_Exercise details_
Go through the records line by line and work out how many lines hold the word "settings". Answer with the number only.

_Material shown_
-=-=-=-=-

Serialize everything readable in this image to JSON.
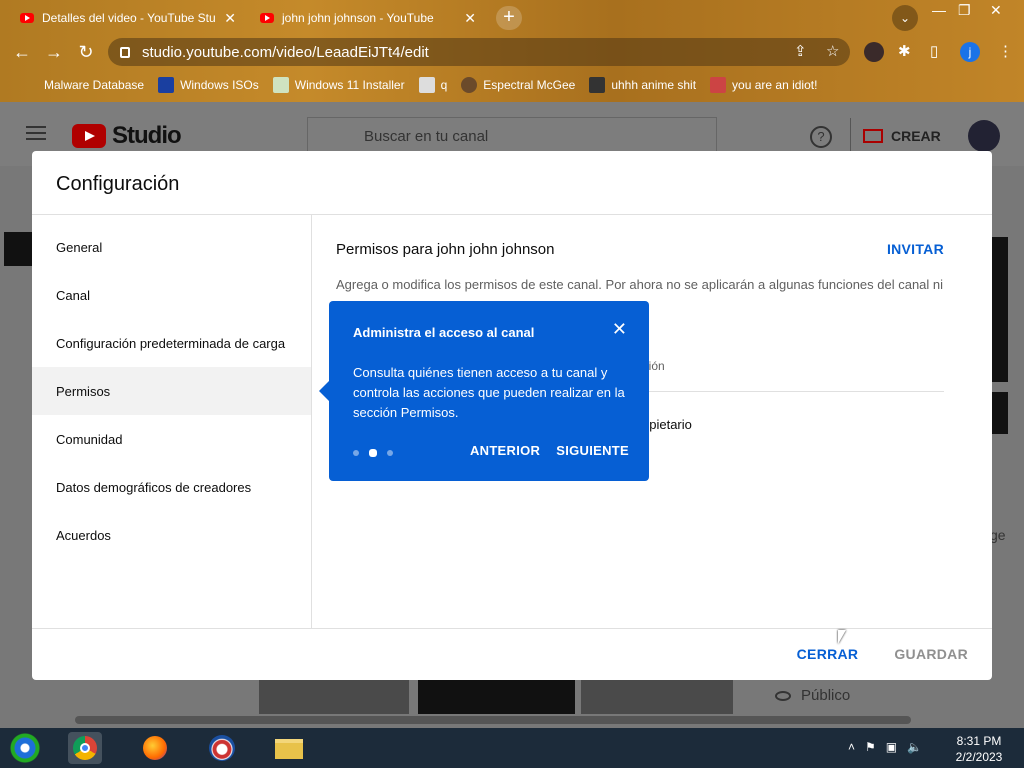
{
  "browser": {
    "tabs": [
      {
        "title": "Detalles del video - YouTube Stu"
      },
      {
        "title": "john john johnson - YouTube"
      }
    ],
    "new_tab": "+",
    "url": "studio.youtube.com/video/LeaadEiJTt4/edit",
    "profile_initial": "j",
    "bookmarks": [
      {
        "label": "Malware Database"
      },
      {
        "label": "Windows ISOs"
      },
      {
        "label": "Windows 11 Installer"
      },
      {
        "label": "q"
      },
      {
        "label": "Espectral McGee"
      },
      {
        "label": "uhhh anime shit"
      },
      {
        "label": "you are an idiot!"
      }
    ]
  },
  "studio": {
    "logo_text": "Studio",
    "search_placeholder": "Buscar en tu canal",
    "help": "?",
    "create_label": "CREAR",
    "visibility_label": "Público",
    "partial_text": "ge"
  },
  "dialog": {
    "title": "Configuración",
    "nav": [
      {
        "label": "General"
      },
      {
        "label": "Canal"
      },
      {
        "label": "Configuración predeterminada de carga"
      },
      {
        "label": "Permisos"
      },
      {
        "label": "Comunidad"
      },
      {
        "label": "Datos demográficos de creadores"
      },
      {
        "label": "Acuerdos"
      }
    ],
    "active_nav": "Permisos",
    "permissions_title": "Permisos para john john johnson",
    "invite_label": "INVITAR",
    "description": "Agrega o modifica los permisos de este canal. Por ahora no se aplicarán a algunas funciones del canal ni",
    "column_role": "nción",
    "owner_role": "opietario",
    "close_label": "CERRAR",
    "save_label": "GUARDAR"
  },
  "tooltip": {
    "title": "Administra el acceso al canal",
    "body": "Consulta quiénes tienen acceso a tu canal y controla las acciones que pueden realizar en la sección Permisos.",
    "prev_label": "ANTERIOR",
    "next_label": "SIGUIENTE",
    "step": 2,
    "steps": 3
  },
  "taskbar": {
    "time": "8:31 PM",
    "date": "2/2/2023"
  },
  "colors": {
    "accent": "#065fd4",
    "youtube_red": "#ff0000",
    "taskbar": "#1c2b3a"
  }
}
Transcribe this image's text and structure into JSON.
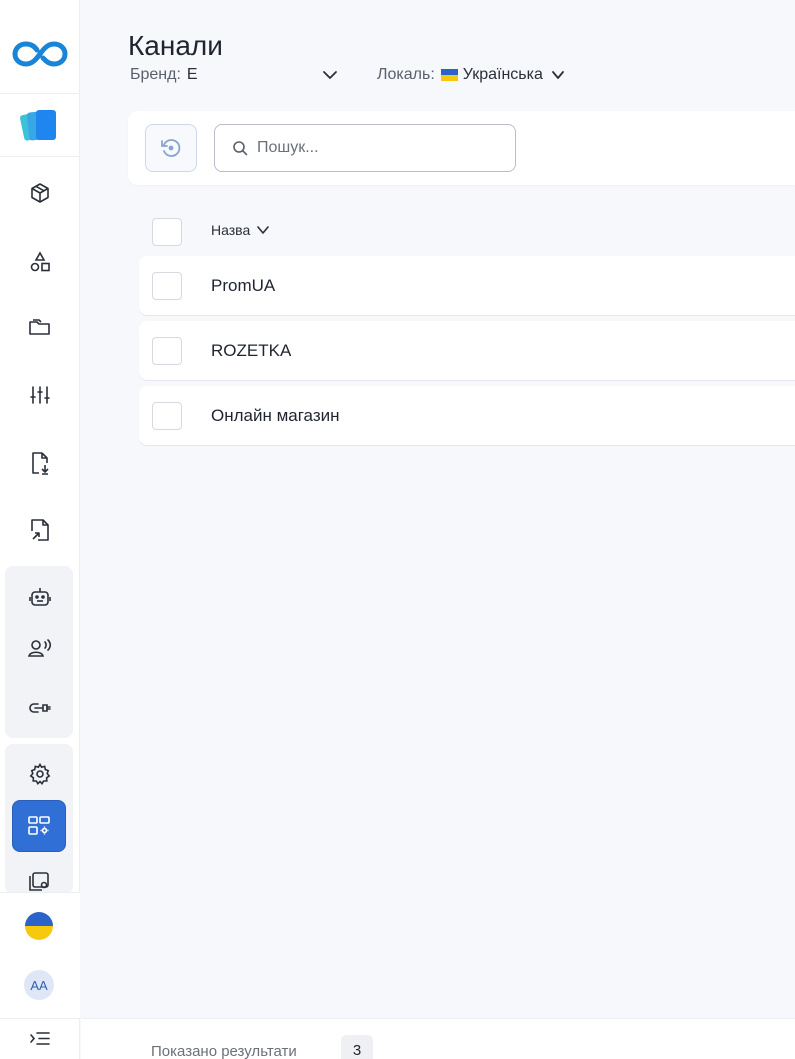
{
  "header": {
    "title": "Канали",
    "brand_label": "Бренд:",
    "brand_value": "E",
    "locale_label": "Локаль:",
    "locale_value": "Українська"
  },
  "toolbar": {
    "search_placeholder": "Пошук..."
  },
  "table": {
    "column_name": "Назва",
    "rows": [
      {
        "name": "PromUA"
      },
      {
        "name": "ROZETKA"
      },
      {
        "name": "Онлайн магазин"
      }
    ]
  },
  "footer": {
    "results_label": "Показано результати",
    "results_count": "3"
  },
  "user": {
    "initials": "AA"
  },
  "colors": {
    "accent": "#2f6fd6",
    "logo": "#1a84d6",
    "background": "#f7f8fb",
    "flag_blue": "#2c63c9",
    "flag_yellow": "#f6c90e"
  },
  "icons": {
    "sidebar": [
      "infinity-logo-icon",
      "app-cards-icon",
      "box-icon",
      "shapes-icon",
      "folders-icon",
      "sliders-icon",
      "file-import-icon",
      "file-export-icon",
      "robot-icon",
      "user-voice-icon",
      "link-plug-icon",
      "gear-icon",
      "dashboard-settings-icon",
      "copy-settings-icon",
      "flag-icon",
      "avatar",
      "collapse-menu-icon"
    ]
  }
}
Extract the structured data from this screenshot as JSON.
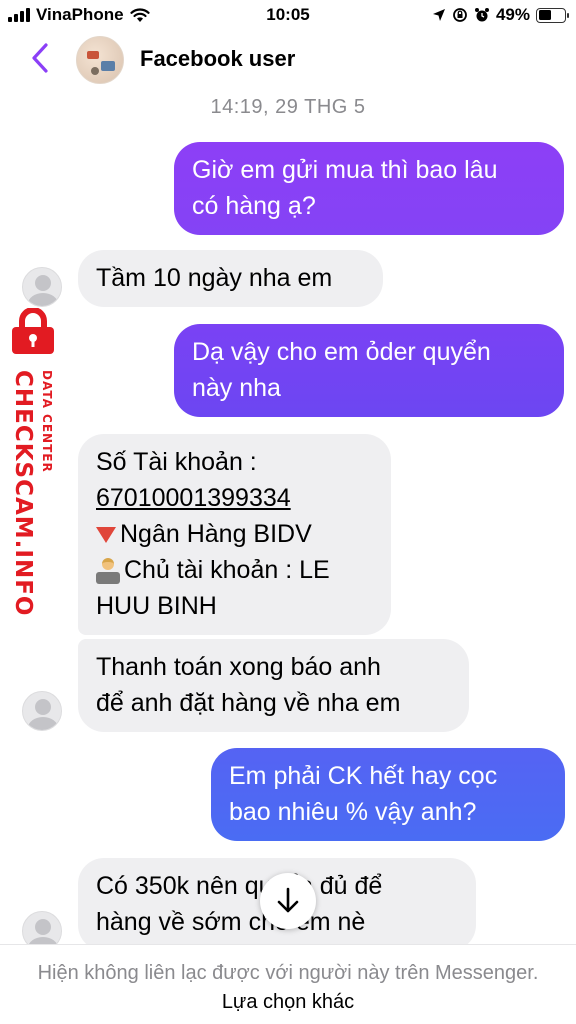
{
  "status": {
    "carrier": "VinaPhone",
    "time": "10:05",
    "battery": "49%",
    "battery_level": 0.49
  },
  "header": {
    "contact_name": "Facebook user"
  },
  "conversation": {
    "timestamp": "14:19, 29 THG 5",
    "messages": [
      {
        "from": "me",
        "lines": [
          "Giờ em gửi mua thì bao lâu",
          "có hàng ạ?"
        ]
      },
      {
        "from": "them",
        "lines": [
          "Tầm 10 ngày nha em"
        ]
      },
      {
        "from": "me",
        "lines": [
          "Dạ vậy cho em ỏder quyển",
          "này nha"
        ]
      },
      {
        "from": "them",
        "lines": [
          "Số Tài khoản  :",
          "67010001399334",
          "Ngân Hàng BIDV",
          "Chủ tài khoản : LE",
          "HUU BINH"
        ]
      },
      {
        "from": "them",
        "lines": [
          "Thanh toán xong báo anh",
          "để anh đặt hàng về nha em"
        ]
      },
      {
        "from": "me",
        "lines": [
          "Em phải CK hết hay cọc",
          "bao nhiêu % vậy anh?"
        ]
      },
      {
        "from": "them",
        "lines": [
          "Có 350k nên quyển đủ để",
          "hàng về sớm cho em nè"
        ]
      }
    ]
  },
  "watermark": {
    "main": "CHECKSCAM.INFO",
    "sub": "DATA CENTER"
  },
  "footer": {
    "notice": "Hiện không liên lạc được với người này trên Messenger.",
    "link": "Lựa chọn khác"
  },
  "colors": {
    "bubble_out_top": "#8b3ff7",
    "bubble_out_mid": "#6a45f2",
    "bubble_out_bottom": "#4a6af2",
    "bubble_in": "#efeff1",
    "accent": "#8b3ff7",
    "watermark": "#e21b22"
  }
}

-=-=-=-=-

_Exercise result_
2